Opportunities for nurses in the Air Force are vast and include every opportunity the civilian sector has to offer plus more! As a new graduate, nurses have only two choices to pick from: medical-surgical or labor and delivery. This process is so that new graduates can learn and become proficient in their skills before specializing if they want to. Once the new graduate nurse has chosen their first path in nursing, they must stick with that specialty for three years. After those three years, they have the choice to continue on in that area of practice or continue on to a different specialty which may require a fellowship. The nurse would then apply for the fellowship and wait to find out if they are chosen. Fellowships are for intensive care, emergent care and operating room nurses, as well as a few other specialties. Nurses may also choose to go back to school and become a Nurse Practitioner or a Certified Registered Nurse Anesthetist. Yet another opportunity for nurses is the Flight Nurse path. Nurses who want to go the Flight Nurse path would attend Flight Nurse School and SERE training. They are able to perform in overseas missions in transporting critical patients from violent, war-torn areas to areas that have hospitals for the higher level of care that they need. Nurses in the Air Force have two jobs- nurse and officer. As a new nurse, your job is to learn your skills and perfect them. As a new officer, your job is to take on the projects and positions given to you and learn leadership. As a nursing student myself, I have seen what nurses do. They comfort the anxious, protect those who are unable to speak for themselves, and above all serve their patients to the best of their abilities. I am not a nurse yet, but these are qualities that I too want to convey to my patients in the future. It is a humbling job and I for one am glad that nurses exist. As for my future in nursing and the Air Force see it as a blessing to get to serve those who fight for our freedom every day.

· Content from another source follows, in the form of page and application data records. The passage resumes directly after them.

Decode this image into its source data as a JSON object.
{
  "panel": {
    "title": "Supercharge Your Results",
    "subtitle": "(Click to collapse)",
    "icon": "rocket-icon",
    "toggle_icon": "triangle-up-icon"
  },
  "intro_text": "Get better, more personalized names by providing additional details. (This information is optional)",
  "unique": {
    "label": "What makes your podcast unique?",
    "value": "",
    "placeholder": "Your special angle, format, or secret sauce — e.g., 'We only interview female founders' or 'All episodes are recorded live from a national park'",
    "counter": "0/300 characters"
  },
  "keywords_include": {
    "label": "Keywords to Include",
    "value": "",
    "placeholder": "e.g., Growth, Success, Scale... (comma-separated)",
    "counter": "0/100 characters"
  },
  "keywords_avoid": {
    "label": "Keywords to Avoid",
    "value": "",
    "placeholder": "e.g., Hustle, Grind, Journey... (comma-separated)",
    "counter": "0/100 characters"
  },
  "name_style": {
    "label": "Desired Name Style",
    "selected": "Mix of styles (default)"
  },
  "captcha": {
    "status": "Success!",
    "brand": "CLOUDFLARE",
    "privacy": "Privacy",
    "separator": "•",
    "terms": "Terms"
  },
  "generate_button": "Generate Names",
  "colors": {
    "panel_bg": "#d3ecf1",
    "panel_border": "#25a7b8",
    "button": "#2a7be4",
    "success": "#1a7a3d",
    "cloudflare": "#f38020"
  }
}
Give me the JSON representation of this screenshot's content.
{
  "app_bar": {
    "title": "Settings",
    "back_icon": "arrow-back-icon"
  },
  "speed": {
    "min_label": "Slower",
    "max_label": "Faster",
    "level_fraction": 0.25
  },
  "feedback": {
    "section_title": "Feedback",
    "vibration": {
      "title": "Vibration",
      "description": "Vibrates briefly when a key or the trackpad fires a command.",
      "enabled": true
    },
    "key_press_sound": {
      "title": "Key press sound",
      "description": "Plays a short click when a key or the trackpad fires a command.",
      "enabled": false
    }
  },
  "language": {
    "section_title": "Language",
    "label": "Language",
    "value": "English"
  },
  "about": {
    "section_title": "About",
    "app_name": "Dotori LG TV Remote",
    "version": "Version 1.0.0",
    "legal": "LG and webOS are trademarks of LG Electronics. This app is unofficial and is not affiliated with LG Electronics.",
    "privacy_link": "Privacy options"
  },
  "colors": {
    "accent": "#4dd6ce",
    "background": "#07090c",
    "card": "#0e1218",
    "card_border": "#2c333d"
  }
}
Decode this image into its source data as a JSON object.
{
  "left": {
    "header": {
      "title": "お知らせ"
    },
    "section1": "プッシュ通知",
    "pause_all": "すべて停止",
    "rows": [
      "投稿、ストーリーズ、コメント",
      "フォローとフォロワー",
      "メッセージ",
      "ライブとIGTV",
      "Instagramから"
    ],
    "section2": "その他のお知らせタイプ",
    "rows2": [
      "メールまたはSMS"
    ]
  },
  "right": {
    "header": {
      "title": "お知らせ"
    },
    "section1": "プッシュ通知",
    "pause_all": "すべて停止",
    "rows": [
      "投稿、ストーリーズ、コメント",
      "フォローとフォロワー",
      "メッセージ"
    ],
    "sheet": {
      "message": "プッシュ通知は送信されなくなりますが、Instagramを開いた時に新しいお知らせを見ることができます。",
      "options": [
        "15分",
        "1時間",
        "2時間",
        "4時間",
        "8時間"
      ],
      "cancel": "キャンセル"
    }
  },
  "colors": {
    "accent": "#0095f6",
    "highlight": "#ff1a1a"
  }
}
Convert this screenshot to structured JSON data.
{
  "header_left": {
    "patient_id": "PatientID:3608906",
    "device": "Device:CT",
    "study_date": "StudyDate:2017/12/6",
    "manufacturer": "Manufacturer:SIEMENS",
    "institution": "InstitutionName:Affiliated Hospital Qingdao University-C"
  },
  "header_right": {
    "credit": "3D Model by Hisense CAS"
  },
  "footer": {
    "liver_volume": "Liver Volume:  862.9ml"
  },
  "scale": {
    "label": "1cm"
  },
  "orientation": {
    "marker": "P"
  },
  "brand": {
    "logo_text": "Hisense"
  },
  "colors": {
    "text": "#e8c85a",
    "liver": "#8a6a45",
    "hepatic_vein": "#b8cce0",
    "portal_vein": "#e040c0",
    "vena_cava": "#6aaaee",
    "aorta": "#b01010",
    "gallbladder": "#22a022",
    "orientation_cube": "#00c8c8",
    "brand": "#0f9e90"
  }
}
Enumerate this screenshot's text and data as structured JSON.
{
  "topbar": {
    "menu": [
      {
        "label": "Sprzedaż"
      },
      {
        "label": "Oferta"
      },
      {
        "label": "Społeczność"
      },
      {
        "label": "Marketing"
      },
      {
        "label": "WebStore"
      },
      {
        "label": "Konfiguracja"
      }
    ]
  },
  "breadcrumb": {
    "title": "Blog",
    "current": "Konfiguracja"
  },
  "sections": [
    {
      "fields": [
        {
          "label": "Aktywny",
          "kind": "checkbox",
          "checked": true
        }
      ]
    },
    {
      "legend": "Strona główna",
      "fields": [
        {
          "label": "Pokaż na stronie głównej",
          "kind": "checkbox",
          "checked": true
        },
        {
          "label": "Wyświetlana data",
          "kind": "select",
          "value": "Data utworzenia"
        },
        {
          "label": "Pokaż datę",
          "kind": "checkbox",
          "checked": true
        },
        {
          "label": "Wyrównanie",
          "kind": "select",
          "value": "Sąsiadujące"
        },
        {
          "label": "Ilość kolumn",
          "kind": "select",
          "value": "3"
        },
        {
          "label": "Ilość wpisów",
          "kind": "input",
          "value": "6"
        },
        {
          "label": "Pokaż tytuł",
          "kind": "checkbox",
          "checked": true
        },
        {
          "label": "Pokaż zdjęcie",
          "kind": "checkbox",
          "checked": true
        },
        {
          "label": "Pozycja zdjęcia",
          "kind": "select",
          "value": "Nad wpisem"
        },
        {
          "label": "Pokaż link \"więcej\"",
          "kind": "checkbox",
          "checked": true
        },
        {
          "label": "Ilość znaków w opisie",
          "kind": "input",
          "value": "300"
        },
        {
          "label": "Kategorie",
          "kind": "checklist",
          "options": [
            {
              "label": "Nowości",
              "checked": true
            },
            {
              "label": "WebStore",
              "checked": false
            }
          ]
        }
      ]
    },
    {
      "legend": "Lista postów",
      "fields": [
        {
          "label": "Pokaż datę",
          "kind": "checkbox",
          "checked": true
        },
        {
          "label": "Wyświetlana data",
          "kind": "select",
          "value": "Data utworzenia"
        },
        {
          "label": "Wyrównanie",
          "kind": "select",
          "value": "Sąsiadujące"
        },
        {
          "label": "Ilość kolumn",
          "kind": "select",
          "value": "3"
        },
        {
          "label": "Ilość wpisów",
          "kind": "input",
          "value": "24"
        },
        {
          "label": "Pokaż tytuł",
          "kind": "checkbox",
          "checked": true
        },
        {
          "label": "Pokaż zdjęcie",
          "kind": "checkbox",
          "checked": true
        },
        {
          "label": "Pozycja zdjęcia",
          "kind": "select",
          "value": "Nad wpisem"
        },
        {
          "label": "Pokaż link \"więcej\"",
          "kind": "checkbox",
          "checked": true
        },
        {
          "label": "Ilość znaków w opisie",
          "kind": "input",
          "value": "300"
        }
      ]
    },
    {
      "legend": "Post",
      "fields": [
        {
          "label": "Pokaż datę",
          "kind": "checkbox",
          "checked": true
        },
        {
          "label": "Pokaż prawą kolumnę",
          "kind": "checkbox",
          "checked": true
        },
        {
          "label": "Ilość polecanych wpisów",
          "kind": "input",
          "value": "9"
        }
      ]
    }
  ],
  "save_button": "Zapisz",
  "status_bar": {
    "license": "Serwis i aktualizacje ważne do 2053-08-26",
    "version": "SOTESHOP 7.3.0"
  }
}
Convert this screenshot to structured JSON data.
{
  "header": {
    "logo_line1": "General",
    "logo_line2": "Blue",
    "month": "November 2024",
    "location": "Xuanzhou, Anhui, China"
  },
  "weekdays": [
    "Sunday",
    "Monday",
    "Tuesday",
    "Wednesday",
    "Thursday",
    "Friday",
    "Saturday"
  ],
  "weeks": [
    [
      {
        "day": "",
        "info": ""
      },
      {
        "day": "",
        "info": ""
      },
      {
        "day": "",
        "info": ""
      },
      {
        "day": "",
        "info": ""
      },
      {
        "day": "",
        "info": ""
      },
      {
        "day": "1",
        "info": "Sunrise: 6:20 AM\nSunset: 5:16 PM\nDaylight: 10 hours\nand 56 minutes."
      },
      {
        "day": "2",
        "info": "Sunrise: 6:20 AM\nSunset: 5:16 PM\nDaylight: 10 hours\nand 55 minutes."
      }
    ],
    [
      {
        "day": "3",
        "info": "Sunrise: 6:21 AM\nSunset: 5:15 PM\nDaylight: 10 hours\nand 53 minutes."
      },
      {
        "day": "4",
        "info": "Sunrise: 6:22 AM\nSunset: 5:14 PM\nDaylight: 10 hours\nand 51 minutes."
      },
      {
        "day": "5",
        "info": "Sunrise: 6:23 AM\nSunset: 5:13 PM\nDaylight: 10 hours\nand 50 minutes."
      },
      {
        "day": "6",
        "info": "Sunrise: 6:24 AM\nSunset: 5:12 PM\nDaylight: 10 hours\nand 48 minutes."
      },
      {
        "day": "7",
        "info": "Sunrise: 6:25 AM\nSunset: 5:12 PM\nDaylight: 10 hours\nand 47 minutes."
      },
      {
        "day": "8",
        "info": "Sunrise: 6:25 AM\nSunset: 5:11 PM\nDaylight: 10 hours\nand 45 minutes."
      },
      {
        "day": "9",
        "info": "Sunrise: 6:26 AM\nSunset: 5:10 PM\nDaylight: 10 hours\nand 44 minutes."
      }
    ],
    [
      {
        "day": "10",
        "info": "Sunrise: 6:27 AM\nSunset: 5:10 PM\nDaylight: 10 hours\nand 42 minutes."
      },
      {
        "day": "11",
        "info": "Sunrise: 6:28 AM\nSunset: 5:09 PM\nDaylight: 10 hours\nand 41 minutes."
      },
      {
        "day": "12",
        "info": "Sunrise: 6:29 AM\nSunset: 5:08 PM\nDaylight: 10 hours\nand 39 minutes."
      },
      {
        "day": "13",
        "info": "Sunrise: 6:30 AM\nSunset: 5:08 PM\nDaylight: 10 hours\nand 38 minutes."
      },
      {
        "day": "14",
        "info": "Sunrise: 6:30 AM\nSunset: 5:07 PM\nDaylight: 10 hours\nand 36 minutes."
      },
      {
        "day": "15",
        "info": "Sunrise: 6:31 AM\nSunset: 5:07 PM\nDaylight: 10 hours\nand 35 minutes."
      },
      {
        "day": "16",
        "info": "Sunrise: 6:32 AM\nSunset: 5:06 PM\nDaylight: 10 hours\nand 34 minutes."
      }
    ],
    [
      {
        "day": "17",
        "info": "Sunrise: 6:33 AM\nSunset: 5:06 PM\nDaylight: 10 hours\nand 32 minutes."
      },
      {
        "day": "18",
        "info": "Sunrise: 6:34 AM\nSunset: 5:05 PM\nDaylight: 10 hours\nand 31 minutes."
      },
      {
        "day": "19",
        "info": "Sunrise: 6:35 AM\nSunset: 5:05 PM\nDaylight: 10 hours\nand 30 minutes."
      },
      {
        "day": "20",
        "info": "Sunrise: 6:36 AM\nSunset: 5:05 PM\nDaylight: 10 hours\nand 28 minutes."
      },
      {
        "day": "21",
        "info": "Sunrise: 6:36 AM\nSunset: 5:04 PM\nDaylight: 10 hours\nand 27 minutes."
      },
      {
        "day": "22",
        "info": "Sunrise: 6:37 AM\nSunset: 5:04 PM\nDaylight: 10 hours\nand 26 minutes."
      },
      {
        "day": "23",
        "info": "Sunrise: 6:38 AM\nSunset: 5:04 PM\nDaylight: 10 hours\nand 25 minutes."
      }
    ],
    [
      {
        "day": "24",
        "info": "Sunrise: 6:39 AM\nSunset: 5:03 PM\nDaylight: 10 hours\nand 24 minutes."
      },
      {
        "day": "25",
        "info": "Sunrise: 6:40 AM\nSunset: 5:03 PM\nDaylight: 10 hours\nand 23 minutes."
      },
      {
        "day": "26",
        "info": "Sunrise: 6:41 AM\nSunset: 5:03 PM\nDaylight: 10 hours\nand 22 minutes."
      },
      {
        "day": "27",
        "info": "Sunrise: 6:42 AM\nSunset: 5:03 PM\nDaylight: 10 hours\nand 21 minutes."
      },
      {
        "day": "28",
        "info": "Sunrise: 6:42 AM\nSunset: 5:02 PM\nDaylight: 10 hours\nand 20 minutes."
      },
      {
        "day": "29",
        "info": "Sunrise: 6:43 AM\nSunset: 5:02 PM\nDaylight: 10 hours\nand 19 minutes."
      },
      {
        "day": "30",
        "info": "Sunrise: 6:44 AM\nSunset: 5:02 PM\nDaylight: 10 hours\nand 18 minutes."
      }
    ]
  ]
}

Integrity First Service Before Self Excellence in All We Do


November dropzone 2012  
November dropzone 2012